The suit, filed June 18 by a consortium of six organizations, claims the Forest Service performed inadequate economic analysis on a number of timber sales in Alaska, Oregon and Washington.
"There's an inadequacy in the way the Forest Service does their economic analysis, and this lawsuit addresses that," said Pat Veesart, executive director of the Sitka Conservation Society.
The plaintiffs claim the Forest Service violated the National Forest Management Act when it failed to properly take into account the economic value of old growth forests in environmental impact statements on the timber sales.
The four Tongass timber sales in question are the Baranof, Rowan, Canal Hoya and Sea Level.
"They failed to take into account the value those trees have standing," Veesart said.
The suit claims the Forest Service failed to take into account products, uses, services and values associated with unlogged forests.
"Before the Forest Service authorizes logging, the agency must demonstrate that a timber sale is in the best economic interest of adjacent communities, the region and the nation," John Talberth, director of conservation for the Forest Conservation Council, said.

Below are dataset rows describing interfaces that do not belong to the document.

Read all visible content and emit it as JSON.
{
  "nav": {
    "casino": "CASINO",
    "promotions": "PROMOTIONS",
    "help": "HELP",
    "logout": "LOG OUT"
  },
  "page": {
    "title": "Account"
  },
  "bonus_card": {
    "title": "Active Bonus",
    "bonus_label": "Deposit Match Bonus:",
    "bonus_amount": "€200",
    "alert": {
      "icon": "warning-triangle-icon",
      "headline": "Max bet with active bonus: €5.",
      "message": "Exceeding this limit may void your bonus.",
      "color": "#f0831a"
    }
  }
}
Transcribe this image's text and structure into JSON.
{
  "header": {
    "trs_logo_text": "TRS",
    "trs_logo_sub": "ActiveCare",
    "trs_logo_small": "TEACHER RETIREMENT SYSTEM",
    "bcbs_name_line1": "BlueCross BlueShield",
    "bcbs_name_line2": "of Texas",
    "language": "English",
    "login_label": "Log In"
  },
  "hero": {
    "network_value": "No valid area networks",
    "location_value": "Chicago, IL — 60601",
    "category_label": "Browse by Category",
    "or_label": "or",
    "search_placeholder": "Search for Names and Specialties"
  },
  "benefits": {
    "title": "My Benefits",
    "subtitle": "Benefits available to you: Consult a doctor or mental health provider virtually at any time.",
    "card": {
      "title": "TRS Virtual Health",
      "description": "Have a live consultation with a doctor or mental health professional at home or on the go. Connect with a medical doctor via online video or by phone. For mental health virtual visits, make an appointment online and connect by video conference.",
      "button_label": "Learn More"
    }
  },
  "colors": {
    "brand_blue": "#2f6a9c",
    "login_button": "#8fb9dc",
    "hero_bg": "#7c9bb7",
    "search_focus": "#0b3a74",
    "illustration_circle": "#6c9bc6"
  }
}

The Forest Conservation Council is a plaintiff in the suit.
"In making this determination, the Forest Service must demonstrate that the value of timber is greater than the value of goods and services produced by unlogged National Forest land," Talberth said. "In each of these timber sales . . . the Forest Service has simply ignored the vast economic importance of intact ancient forest."
Veesart said he believes the Forest Service has a bias toward the value of timber sales.
"There's this myth that timber is an important part of the economy in Southeast Alaska," he said. The timber industry accounts for only 3 percent of the Southeast's economy, he said.
Veesart said the tourism and subsistence value of the forests will be lost if logging is allowed.
"(Tourists) don't come to Alaska to see clear-cuts," he said.
Other plaintiffs in the lawsuit include Friends of the Earth, Sitka Conservation Society, Oregon Natural Resources Council, Brietenbush Hot Springs and Retreat Center, Forest Guardians and the Forest Conservation Council.